A survey released in early June by T. Rowe Price identified the major goals driving large defined contribution plan sponsors’ plan design. Many of those goals indicate these large plan sponsors feel a sense of duty to participants, and they’re doing more to help their workers reach a satisfying outcome.
The survey found 85% of large plan sponsors consider helping employees save for retirement a major goal of their 401(k) plan, the most commonly cited goal in the survey. Over two-thirds of sponsors agree strongly with the notion that helping workers save enough for a secure retirement is their responsibility.
However, despite this sense of responsibility, less than half of large plans have a formal way to measure participants’ retirement preparedness.
That was a surprise, according to Anne Coveney, senior manager of retirement thought leadership for T. Rowe Price, especially considering the survey’s sample of plan sponsors with more than $100 million in assets.
She noted that the survey asked specifically about formal metrics. “It may be that many are using more informal ways of measuring” participants’ progress, she told ThinkAdvisor.com.
Of sponsors who do have a formal way to measure participant preparedness, 52% are using a metric provided by their recordkeeper. Over 20% are using one provided by their advisor or a consultant, and a quarter are using some proprietary metric.
Coveney said that this finding represents an opportunity for advisors to reach out to sponsors. “Essentially, 73% [of sponsors] are outsourcing the metric,” she said.
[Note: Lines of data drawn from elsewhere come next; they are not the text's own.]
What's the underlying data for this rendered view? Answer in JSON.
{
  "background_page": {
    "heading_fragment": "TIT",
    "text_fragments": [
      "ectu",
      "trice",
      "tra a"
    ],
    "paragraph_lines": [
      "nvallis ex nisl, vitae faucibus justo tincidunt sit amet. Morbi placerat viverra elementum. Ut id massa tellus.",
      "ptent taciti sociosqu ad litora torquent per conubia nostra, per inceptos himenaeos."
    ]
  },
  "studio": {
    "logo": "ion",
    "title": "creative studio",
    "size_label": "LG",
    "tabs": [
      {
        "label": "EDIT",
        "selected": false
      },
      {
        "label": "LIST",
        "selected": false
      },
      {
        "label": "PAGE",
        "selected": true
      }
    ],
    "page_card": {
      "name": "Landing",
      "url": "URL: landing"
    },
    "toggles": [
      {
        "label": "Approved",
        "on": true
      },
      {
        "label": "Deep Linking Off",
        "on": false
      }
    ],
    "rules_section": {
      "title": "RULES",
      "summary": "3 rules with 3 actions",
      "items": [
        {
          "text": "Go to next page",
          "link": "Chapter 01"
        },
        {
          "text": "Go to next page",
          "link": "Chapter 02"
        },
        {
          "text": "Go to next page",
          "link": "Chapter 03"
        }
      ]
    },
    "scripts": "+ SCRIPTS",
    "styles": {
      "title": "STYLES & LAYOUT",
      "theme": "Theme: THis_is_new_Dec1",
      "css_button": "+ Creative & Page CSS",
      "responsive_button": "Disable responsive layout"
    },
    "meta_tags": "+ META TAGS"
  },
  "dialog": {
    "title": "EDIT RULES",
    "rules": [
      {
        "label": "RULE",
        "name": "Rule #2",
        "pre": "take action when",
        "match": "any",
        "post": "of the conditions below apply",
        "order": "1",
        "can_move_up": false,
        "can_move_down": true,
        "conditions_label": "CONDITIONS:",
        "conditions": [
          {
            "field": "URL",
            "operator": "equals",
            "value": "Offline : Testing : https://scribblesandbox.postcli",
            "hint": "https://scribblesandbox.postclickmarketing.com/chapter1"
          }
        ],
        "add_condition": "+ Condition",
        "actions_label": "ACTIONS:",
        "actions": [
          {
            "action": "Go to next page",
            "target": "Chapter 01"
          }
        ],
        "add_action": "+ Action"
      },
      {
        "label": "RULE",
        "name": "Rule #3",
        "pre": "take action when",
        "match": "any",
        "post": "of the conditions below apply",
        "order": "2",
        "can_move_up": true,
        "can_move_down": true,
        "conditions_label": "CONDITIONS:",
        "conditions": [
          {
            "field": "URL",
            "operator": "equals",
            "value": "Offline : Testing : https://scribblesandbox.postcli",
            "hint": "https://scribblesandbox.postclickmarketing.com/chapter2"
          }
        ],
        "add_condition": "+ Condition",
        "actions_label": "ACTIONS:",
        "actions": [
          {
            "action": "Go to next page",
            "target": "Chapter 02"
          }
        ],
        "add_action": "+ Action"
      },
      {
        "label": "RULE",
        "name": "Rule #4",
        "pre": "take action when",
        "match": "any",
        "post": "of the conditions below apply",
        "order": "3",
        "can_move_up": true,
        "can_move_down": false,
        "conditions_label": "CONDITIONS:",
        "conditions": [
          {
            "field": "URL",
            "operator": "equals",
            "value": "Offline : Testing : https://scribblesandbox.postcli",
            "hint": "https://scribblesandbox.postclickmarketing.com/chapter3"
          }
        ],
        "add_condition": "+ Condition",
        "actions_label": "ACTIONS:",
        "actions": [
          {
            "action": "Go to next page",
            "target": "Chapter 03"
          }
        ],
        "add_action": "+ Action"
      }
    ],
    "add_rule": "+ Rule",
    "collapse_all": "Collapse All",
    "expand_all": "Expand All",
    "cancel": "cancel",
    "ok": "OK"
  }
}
Regardless of how they measure preparedness, plan sponsors that track their participants’ progress toward a savings goal tend to be more likely to offer plan design features that encourage savings like auto-enrollment, auto-escalation and periodic re-enrollment campaigns to add non-participants to the plan.
Auto-escalation schemes are still less common than auto-enrollment (58% versus 78%). Lack of interest from participants may be at least partly to blame. Almost half of the large plan sponsors that offer auto-escalation said participants opted out because they worried they couldn’t afford the regular cuts to their paychecks.
Some plan sponsors are responding to that concern by increasing workers’ compensation in line with the automatic escalation. Of the 21% of respondents who had adopted this strategy, it was most common among sponsors that also offer a defined benefit plan (35% versus 11%).
“That question was informed by the consumer research we do every year,” Coveney said. “What we found is that [participants] would save more if they could afford it, but that’s the No. 1 reason for not saving more. A lot of people report raises that are pretty small.”
Coveney believes auto-escalation schemes that are tied to a company’s compensation strategy could become a best practice for plan sponsors in the future.
Retaining talent and recruiting new employees were also major goals for respondents’ 401(k) plans (69% and 57%, respectively), but another key goal for the defined contribution plan was getting older employees out of the company. Almost two-thirds of sponsors ranked enabling workers to retire at their target age as a major goal, making it the third most important goal for sponsors in the survey.
As more workers shift into the withdrawal phase of their retirement planning, organizations are taking a more proactive approach to income planning for participants. Over 40% of large sponsors in the survey said helping their retired participants manage their income is a major goal.
“That seems to point to the direction of the 401(k) really evolving into a true retirement plan that can basically be with you through your various life stages and through retirement,” Coveney said.
“Anecdotally, at T. Rowe we’ve seen some of our larger clients are very focused on the effort, and they’ve seen their participants striving to save. I think they feel some responsibility and they also feel good about it if they can continue to help them into retirement.”
Over half of sponsors said they currently offer periodic withdrawal features, and 4% expect to offer such a feature in the next two years. A quarter of respondents offer managed payout funds to regularly distribute income to retirees, with another 5% saying they plan to add those types of funds in the near term.
“As we know, the baby boomers are all retiring, [and] this is obviously a focus,” Coveney said. “It’s encouraging to see it in the 401(k).”